Report how many lines in the records below contain the word "this". Nothing else belongs in the answer.
------------------------------------------------------------
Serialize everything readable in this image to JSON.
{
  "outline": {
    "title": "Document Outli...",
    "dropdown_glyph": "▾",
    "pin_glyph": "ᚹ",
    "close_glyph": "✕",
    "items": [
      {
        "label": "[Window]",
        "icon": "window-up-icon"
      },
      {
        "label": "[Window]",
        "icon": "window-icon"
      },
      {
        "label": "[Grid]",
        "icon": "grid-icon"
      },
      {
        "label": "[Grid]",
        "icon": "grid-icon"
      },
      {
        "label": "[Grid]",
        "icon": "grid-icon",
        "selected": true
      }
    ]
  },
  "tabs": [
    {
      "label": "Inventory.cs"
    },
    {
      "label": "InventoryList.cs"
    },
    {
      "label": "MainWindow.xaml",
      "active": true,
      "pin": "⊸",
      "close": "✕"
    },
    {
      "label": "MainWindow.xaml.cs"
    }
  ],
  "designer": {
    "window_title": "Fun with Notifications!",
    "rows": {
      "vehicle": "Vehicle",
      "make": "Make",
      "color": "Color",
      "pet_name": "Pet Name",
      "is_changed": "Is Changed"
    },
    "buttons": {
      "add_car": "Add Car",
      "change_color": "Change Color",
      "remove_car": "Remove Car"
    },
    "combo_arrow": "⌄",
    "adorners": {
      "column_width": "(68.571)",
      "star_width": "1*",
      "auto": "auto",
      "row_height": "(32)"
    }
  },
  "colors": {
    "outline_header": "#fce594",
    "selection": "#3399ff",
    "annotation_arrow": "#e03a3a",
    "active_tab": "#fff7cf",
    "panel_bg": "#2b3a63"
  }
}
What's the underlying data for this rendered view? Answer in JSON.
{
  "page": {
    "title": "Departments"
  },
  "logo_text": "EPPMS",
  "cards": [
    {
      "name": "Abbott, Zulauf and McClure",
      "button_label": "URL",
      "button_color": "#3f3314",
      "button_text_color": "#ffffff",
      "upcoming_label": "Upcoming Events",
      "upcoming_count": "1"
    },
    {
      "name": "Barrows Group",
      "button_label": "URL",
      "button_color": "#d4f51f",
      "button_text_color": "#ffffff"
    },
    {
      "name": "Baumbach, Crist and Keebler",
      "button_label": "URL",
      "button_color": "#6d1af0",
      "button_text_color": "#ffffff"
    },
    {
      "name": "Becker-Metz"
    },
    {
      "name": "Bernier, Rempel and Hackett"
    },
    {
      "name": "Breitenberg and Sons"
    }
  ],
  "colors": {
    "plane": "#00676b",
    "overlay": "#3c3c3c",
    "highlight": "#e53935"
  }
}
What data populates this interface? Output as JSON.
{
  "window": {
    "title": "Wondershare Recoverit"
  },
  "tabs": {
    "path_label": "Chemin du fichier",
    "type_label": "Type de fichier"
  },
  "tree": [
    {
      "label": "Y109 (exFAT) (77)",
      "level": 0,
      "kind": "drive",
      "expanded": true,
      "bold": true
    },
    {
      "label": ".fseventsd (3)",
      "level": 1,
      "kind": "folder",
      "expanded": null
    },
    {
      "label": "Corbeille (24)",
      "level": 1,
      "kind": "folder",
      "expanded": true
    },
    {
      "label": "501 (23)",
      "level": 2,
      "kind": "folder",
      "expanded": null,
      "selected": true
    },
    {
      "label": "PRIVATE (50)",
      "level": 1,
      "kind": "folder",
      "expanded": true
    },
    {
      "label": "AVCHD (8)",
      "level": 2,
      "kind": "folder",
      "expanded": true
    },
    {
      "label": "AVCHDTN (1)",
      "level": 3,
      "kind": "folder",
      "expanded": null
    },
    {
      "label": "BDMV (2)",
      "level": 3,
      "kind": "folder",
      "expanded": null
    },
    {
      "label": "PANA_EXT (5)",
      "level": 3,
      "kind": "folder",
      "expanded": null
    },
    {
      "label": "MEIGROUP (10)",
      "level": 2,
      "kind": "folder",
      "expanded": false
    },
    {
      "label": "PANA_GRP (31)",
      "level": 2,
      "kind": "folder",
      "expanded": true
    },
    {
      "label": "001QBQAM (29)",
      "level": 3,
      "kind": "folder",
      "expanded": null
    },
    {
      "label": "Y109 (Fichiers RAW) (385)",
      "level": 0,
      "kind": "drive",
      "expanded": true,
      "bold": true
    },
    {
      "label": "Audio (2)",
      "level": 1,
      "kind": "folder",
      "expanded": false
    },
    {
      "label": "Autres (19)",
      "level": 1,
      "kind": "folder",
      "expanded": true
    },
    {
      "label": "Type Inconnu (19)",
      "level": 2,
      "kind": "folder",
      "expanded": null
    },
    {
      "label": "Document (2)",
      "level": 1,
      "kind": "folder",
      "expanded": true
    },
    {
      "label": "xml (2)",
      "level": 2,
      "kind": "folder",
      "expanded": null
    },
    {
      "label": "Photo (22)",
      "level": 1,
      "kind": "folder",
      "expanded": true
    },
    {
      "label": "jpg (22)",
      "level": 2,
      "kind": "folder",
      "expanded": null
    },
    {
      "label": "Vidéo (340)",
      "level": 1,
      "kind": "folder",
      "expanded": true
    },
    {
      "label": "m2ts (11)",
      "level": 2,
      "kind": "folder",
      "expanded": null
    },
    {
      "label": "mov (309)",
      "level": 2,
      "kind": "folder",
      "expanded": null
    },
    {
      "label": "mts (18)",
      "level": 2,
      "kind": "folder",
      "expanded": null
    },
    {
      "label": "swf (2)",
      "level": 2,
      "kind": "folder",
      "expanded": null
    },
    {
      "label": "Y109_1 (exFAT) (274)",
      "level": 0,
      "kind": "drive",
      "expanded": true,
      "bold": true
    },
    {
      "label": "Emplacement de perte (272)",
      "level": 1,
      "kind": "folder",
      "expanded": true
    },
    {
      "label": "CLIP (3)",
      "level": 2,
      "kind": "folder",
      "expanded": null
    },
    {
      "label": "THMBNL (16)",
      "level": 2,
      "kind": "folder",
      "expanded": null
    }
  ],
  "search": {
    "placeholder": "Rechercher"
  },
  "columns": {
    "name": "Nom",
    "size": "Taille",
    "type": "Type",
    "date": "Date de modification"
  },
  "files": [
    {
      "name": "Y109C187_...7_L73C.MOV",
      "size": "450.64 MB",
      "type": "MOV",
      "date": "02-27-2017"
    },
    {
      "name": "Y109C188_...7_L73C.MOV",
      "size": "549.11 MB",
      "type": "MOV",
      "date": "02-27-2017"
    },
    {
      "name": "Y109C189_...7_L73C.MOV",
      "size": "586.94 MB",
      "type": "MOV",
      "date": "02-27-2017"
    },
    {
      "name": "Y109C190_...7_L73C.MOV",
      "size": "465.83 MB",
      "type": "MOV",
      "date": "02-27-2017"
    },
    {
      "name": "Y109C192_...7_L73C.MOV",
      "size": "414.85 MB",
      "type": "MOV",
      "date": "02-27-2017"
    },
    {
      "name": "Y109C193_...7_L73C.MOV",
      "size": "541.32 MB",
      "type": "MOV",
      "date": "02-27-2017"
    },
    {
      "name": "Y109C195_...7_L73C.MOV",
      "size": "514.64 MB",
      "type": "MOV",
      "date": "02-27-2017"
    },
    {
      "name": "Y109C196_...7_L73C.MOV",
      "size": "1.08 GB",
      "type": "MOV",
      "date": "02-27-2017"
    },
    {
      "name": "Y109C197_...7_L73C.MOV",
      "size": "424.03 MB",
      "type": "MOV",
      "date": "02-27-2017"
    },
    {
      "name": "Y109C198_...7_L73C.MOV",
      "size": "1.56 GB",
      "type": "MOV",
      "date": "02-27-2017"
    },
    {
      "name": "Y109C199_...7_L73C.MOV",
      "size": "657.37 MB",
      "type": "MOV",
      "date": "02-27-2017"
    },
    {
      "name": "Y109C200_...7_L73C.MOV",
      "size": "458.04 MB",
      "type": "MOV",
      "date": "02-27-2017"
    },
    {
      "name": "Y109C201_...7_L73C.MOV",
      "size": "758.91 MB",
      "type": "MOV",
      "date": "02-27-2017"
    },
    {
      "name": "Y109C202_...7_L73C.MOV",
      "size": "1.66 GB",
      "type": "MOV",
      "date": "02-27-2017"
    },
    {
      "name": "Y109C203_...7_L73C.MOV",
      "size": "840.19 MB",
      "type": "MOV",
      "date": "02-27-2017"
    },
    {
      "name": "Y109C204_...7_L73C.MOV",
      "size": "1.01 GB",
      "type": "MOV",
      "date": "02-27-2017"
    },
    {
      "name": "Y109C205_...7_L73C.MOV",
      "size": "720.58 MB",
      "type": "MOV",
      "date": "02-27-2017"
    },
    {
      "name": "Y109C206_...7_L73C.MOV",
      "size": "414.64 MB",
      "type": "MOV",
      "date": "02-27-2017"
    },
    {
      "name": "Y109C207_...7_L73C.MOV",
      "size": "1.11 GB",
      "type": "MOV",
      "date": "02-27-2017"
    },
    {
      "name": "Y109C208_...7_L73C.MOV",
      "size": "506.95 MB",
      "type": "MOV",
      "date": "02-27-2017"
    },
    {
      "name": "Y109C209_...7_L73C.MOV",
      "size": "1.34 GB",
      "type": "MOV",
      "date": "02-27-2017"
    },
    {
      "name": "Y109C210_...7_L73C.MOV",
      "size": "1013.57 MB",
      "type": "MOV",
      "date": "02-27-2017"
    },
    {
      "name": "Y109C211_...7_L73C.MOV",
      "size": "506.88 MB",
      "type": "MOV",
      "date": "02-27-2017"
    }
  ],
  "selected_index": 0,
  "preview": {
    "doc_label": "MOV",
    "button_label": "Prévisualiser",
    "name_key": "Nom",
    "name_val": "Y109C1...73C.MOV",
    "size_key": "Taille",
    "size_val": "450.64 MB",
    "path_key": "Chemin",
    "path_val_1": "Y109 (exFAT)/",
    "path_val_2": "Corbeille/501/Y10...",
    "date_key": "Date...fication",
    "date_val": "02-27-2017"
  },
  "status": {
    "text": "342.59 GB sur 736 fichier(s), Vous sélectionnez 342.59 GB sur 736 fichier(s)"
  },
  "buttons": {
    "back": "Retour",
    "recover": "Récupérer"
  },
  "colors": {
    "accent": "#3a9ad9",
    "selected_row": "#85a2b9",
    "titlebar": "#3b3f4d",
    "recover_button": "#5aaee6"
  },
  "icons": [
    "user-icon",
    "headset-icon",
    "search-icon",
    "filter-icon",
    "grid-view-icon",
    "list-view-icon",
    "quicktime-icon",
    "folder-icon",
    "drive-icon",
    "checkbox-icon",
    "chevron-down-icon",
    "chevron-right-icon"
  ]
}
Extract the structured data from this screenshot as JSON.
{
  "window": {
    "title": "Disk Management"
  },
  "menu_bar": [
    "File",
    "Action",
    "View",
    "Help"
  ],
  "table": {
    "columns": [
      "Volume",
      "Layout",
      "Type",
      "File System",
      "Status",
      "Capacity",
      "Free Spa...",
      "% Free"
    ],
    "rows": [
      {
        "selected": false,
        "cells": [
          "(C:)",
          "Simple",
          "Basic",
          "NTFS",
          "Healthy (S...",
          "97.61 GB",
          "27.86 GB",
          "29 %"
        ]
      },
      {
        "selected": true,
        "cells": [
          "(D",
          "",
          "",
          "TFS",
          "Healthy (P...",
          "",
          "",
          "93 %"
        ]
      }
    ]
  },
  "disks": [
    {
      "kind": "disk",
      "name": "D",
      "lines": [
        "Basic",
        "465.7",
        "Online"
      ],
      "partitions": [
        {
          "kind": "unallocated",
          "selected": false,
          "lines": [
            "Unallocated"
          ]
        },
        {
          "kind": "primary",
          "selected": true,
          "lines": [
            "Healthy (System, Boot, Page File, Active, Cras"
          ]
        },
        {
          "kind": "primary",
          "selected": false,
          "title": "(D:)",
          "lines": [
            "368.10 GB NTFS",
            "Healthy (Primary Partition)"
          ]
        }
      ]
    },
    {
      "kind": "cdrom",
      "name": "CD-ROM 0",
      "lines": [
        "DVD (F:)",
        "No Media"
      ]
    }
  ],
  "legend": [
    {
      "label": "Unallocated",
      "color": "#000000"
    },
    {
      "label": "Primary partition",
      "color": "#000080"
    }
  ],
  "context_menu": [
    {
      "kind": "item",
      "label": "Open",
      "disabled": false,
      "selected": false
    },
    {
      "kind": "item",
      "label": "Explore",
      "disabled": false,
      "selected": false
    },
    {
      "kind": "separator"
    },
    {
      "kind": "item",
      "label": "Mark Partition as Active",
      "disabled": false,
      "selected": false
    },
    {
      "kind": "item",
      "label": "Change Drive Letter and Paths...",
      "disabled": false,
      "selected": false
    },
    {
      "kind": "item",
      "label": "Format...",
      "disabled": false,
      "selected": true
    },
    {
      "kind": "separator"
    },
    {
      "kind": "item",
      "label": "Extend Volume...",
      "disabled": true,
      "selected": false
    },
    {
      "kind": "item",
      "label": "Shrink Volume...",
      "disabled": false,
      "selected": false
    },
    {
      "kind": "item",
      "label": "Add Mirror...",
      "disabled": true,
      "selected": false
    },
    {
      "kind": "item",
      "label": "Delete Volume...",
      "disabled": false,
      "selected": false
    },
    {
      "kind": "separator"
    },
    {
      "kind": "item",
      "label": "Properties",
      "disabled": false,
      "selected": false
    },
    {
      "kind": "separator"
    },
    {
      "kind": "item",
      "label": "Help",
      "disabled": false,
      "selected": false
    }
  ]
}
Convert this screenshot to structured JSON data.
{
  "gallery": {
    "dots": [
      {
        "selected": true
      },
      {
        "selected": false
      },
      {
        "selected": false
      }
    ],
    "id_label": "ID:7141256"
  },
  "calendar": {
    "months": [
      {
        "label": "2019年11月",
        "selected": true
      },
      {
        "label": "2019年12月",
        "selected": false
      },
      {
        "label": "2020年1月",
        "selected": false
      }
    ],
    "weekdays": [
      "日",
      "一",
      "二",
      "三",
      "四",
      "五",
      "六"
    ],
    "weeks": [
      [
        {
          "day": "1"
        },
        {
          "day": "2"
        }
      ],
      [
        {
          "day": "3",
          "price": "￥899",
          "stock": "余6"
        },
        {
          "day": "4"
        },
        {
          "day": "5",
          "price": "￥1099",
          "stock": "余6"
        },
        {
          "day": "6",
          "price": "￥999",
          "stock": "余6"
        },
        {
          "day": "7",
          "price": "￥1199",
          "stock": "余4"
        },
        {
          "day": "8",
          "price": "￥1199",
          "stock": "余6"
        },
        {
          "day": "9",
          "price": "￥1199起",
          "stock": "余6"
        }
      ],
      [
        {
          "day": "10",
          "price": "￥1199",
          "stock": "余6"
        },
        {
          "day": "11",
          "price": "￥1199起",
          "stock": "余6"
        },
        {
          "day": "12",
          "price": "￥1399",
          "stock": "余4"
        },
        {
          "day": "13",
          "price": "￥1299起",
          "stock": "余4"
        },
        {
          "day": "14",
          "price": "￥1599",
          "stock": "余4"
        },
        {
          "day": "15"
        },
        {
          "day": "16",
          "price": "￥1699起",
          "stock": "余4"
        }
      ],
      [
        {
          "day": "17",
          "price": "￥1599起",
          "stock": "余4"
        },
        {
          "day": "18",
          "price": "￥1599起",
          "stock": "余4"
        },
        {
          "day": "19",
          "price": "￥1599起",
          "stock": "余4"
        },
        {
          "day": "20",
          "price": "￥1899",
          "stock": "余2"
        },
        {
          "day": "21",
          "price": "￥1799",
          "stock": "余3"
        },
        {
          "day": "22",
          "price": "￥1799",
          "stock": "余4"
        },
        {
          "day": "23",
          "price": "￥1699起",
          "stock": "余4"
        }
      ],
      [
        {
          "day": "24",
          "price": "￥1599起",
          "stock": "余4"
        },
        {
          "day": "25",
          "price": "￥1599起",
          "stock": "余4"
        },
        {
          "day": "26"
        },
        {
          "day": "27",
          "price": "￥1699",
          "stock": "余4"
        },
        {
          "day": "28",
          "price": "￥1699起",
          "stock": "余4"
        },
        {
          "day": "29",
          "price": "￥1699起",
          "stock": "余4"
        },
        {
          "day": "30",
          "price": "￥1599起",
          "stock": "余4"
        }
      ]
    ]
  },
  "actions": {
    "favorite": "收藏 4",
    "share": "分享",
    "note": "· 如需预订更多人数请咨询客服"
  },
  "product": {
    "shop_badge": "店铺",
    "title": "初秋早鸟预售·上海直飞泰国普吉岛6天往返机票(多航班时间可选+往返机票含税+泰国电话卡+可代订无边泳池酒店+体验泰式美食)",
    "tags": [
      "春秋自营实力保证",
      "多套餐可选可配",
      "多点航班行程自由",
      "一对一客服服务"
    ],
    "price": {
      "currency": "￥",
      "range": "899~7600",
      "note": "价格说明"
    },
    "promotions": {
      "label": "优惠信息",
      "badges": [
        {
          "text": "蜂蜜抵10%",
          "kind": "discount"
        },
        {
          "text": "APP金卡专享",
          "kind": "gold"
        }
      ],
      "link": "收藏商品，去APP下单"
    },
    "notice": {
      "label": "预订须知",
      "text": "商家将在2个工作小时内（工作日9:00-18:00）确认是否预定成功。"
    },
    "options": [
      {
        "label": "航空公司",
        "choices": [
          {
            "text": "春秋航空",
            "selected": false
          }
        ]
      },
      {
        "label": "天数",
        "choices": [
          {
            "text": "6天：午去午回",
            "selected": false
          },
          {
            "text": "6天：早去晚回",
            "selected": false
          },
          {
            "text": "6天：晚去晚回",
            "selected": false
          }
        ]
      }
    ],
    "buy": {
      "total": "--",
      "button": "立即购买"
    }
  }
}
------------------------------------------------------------
_Result_:
5